Officers arrest Donald Neely on horseback.

In the absence of a police vehicle, two white officers led Neely by rope as they rode on horseback through the streets of Gavelston. Reports describe Neely as homeless and mentally ill after he was arrested for trespassing. When a photo of the incident began to circulate online, there was a national outcry with many believing it was needlessly degrading. 

The police department admitted the officers demonstrated “poor judgment” and would not arrest someone using this method again. 

Galveston’s police chief, Vernon Hale apologized calling the rope an, “unnecessary embarrassment.”

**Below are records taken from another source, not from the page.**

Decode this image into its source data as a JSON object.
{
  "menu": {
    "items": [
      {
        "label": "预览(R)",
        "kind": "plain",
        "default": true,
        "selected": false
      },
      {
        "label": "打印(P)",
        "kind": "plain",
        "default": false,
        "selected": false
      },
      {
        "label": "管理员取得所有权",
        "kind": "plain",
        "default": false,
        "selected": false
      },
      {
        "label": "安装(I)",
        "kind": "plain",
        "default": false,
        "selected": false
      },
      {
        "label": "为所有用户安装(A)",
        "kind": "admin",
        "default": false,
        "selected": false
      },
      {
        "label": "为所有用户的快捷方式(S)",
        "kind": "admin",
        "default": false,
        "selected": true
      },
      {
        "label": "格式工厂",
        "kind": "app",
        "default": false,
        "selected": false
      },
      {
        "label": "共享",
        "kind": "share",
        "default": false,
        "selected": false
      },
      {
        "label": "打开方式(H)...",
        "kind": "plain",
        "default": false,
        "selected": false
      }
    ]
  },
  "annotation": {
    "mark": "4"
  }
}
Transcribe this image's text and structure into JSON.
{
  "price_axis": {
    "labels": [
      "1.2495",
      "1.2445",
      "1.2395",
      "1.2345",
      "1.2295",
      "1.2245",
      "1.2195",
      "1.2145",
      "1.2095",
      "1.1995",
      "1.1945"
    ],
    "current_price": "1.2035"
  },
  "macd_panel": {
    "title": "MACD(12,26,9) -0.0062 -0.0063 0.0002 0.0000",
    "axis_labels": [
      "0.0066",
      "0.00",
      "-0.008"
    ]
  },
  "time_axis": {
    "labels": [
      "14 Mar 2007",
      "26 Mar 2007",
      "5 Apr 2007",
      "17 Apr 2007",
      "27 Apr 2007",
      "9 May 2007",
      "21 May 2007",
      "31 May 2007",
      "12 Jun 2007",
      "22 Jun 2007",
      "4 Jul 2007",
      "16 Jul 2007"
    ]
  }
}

“We have immediately changed the policy to prevent the use of this technique and will review all mounted training and procedures for more appropriate methods,” Hale said. “We understand the negative perception of this action and believe it is most appropriate to cease the use of this technique.”

Donald Neely’s family reacts on Facebook. 

Imagine that you have a relative who is homeless and mentally ill… Imagine that YOU are aware that living on the…

Posted by Christin Neely on Monday, August 5, 2019

Donald Neely’s sister Christin Neely took to Facebook after the photos when viral. She shared her family’s story. Donald is mentally ill and became transient because of it. His family is still remarkably supportive and regularly searches for him when he goes missing. Fully aware that his unfortunate circumstances make him a target of law enforcement, it was no less traumatizing to discover how her brother had been arrested by seeing the viral photos.

“Imagine that you have a relative who is homeless and mentally ill… Imagine searching the streets of a city for days looking for your loved one, to no avail,” Christin wrote. “Just imagine for one second being one of his children who have been fatherless for years and your father isn’t incarcerated or dead. With all of that in mind, now imagine scrolling fb and seeing said loved one being escorted to jail on foot by 2 officers on horses, hands cuffed behind his back with a rope attached. In 2019???? He was treated like an animal paraded through the streets.”

After Christin’s post and viral outrage ensued, Hale issued an apology to Donald

“First and foremost I must apologize to Mr. Neely for this unnecessary embarrassment. Although this is a trained technique and best practice in some scenarios, I believe our officers showed poor judgment in this instance and could have waited for a transport unit at the location of arrest,” Hale said. 

Civil Rights groups and protestors demand more action. 

Civil Rights advocacy groups were not completely satisfied with the way the arrest was handled, even if they did appreciate the police’s quick apology. However, no disciplinary action was taken with the two officers. 

“If it was a white man, he wouldn’t have been treated that way,” Leon Phillips, president of the Galveston Coalition for Justice, told the New York Times. “I guarantee there’s nothing in their rules that you can put a leash on a guy while you ride down the street on a horse.”

Phillips said that he grew up during segregation and the image made him emotional because during that time “people said and did whatever they wanted to,” to black folk. For Phillips, this incident was all too similar to many he had witnessed before. 

“This is 2019 and not 1819,” James Douglas, the president of Houston’s NAACP, told the Houston Chronicle. “I am happy to know that Chief Vernon [Hale] issued an apology and indicated that the act showed poor judgment, but it also shows poor training. Even though the chief indicated that the technique would be discontinued he failed to address the lack of respect demonstrated by the officers in the episode.”

Protestors get Gavelston police to release bodycam footage.

Protestors and advocates successfully got the Gavelston police to release bodycam footage of the incident. The two officers, Amanda Smith and Patrick Brosch each made their footage public. 

In the video, Brosch asks Smith if she should go get her truck, but Smith feared their sergeant did not want the officers to separate. 

“This is gonna look really bad,” Brosch says laughing, as they start escorting Donald Neely with the rope. “This is gonna look so bad. I’m glad you’re not embarrassed, Mr. Neely.” 

Police Chief Hale says that the report and footage will be used to determine if further action must be taken.